URUMQI, China (AP) -- Authorities announced a security crackdown Saturday in China's Muslim northwest after a deadly bombing raised questions about whether tightening Beijing's grip might be feeding anti-Chinese anger and a rise of organized terrorism.
Thursday's bombing at a vegetable market in Urumqi, capital of the Xinjiang region, killed at least 43 people and left the region's ethnic Chinese on edge.
"We don't know why there have been explosions, but we are definitely worried about personal safety," said Luo Guiyou, a member of China's Han ethnic majority who manages an auto parts store.
Police announced names of five people blamed for the attack and said they were part of a "terrorist gang." Based on their names, all appeared to be Uighurs, the region's most populous Muslim minority. Police said four were killed in the bombing and the fifth captured Thursday night.
An anti-terrorism campaign with Xinjiang "as the major battlefield" will target religious extremist groups, underground gun workshops and "terrorist training camps," the official Xinhua News Agency said. "Terrorists and extremists will be hunted down and punished."
Beijing blames unrest on extremists with foreign ties, but Uighur activists say tensions are fueled by an influx of migrants from China's dominant Han ethnic group and discriminatory government policies.
"The violence is an indication that people are willing to take more drastic measures to express their opposition," said David Brophy, a Xinjiang historian at the University of Sydney.
A heavyhanded response might backfire by inciting sympathy from Central Asian radicals about "the plight of Muslims in Xinjiang," said Ahmed A.S. Hashim, a terrorism expert at Singapore's Nanyang Technical University.
"In fact, groups like al-Qaeda and others are now beginning to think that China could be a new oppressor of the Muslim world," he said.
In Beijing, the national capital, police announced they were cancelling vacations for officers and would step up patrols at train stations, schools, hospitals and markets.
A measure under which passengers at stations in central Beijing are required to undergo security checks will be extended to three additional stations, the city government said. Passengers at all stations already are required to submit handbags and parcels for X-ray examination under rules imposed ahead of the 2008 Summer Olympics in Beijing.
Thursday's violence was the deadliest single attack in Xinjiang's recent history, and the latest of several that have targeted civilians in contrast to a past pattern of targeting police and officials. It was the highest death toll since several days of rioting in Urumqi in 2009 between Uighurs and members of China's dominant Han ethnic group left nearly 200 people dead.
On Saturday, paramilitary police with rifles stood every 20 meters (70 feet) along streets around the vegetable market, which was closed to vehicle traffic.
Li Shengli, who was in Urumqi on a business trip from Shanghai, brought three stems of yellow mums.
"I am here to remember the dead," he said. He was quickly pulled away by a propaganda official who warned him not to talk to reporters.
The family of one victim, Lu Xiangwang, a 58-year-old driving teacher, said they were waiting to receive his body.

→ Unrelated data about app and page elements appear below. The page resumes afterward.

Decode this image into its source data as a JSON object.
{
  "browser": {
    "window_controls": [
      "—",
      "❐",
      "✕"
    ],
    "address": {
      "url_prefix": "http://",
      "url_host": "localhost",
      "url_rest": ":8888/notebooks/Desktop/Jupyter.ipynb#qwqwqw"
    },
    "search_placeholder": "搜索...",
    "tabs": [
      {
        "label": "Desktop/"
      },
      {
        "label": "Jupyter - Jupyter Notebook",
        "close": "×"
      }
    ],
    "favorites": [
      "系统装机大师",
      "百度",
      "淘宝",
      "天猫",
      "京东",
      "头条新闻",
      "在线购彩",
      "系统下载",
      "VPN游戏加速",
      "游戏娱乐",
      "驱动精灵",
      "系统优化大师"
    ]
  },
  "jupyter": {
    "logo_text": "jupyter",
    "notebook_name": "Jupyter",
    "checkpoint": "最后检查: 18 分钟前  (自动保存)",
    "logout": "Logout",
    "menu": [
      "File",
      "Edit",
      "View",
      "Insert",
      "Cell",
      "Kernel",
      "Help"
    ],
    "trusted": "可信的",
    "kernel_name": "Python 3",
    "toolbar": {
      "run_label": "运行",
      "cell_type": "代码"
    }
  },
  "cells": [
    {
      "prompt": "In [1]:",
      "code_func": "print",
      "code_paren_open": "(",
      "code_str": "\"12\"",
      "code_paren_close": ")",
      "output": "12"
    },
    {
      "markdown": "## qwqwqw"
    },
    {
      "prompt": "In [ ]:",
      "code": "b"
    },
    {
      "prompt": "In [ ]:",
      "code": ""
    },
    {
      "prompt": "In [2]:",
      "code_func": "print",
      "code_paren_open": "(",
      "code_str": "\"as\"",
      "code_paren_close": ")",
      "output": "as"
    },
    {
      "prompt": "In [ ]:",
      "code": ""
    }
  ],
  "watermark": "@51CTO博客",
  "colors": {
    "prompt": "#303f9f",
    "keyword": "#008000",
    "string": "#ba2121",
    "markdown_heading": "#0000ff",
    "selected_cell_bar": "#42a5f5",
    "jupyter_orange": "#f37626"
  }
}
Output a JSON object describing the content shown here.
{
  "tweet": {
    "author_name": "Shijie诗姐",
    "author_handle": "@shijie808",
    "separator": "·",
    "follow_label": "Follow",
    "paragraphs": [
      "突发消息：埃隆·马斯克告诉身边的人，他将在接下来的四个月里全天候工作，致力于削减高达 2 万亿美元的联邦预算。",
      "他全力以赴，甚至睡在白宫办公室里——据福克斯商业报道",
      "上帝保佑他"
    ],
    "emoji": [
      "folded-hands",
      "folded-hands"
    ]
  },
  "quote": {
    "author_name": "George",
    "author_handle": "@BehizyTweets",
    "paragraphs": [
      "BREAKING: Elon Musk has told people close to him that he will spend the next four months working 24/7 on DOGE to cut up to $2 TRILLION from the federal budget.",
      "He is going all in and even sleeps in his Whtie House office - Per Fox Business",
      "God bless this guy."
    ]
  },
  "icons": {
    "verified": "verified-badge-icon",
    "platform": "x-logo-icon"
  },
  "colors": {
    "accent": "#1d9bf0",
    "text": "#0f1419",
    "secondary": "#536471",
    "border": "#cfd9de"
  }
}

In his parents' apartment near the market, Lu's mother sat sobbing on a couch, surrounded by relatives. A neighbor, Ji Jinzhu, said Lu spent the night before the attack at the apartment to look after his ill father.
"He was hit by an explosive just moments after he stepped outside this residential compound into the street," said Ji. "The father is feeling very guilty because had it not been for his illness, his son would not have had to come to take care of him."
Ji, 80, said he was shopping in the crowded market Thursday morning with his wife when the two off-road vehicles raced into the street.
"When they passed me, I heard explosions and saw flames going up into the sky and smoke filling up the air," he said.
An Associated Press reporter who visited a Uighur neighborhood was followed by 11 uniformed police officers who told him to leave.
The influx of ethnic Han Chinese has left Uighurs feeling marginalized in their homeland and excluded from decision-making.
Beijing has responded with an overwhelming security presence and additional restrictions on the ability of Uighurs to travel and on their culture and religious practices.
Recent attacks show increased audaciousness and deliberateness. They are aimed at the public instead of police and government targets. But their planning and weapons still are relatively simple, suggesting a lack of foreign support.